§ **YOUR OBJECTIVE**
Please restate each entry word for word.
-- DATA EXTRACT follows --
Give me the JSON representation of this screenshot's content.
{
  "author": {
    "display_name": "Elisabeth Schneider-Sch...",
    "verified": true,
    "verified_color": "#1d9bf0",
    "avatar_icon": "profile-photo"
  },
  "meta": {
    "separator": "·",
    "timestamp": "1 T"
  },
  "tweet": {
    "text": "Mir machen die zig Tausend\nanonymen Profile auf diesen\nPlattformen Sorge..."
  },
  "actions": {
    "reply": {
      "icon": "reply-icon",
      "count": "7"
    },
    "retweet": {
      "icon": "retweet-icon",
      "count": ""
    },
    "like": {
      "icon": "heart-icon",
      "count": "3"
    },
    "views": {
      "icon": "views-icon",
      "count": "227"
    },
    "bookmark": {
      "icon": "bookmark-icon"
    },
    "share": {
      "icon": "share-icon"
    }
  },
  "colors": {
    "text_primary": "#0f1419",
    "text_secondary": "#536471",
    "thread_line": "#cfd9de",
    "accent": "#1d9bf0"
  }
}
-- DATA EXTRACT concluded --
§ **RESULT FOR THIS TASK**
Give me the JSON representation of this screenshot's content.
{
  "author": {
    "display_name": "Elisabeth Schneider-Sch...",
    "verified": true,
    "verified_color": "#1d9bf0",
    "avatar_icon": "profile-photo"
  },
  "meta": {
    "separator": "·",
    "timestamp": "1 T"
  },
  "tweet": {
    "text": "Mir machen die zig Tausend\nanonymen Profile auf diesen\nPlattformen Sorge..."
  },
  "actions": {
    "reply": {
      "icon": "reply-icon",
      "count": "7"
    },
    "retweet": {
      "icon": "retweet-icon",
      "count": ""
    },
    "like": {
      "icon": "heart-icon",
      "count": "3"
    },
    "views": {
      "icon": "views-icon",
      "count": "227"
    },
    "bookmark": {
      "icon": "bookmark-icon"
    },
    "share": {
      "icon": "share-icon"
    }
  },
  "colors": {
    "text_primary": "#0f1419",
    "text_secondary": "#536471",
    "thread_line": "#cfd9de",
    "accent": "#1d9bf0"
  }
}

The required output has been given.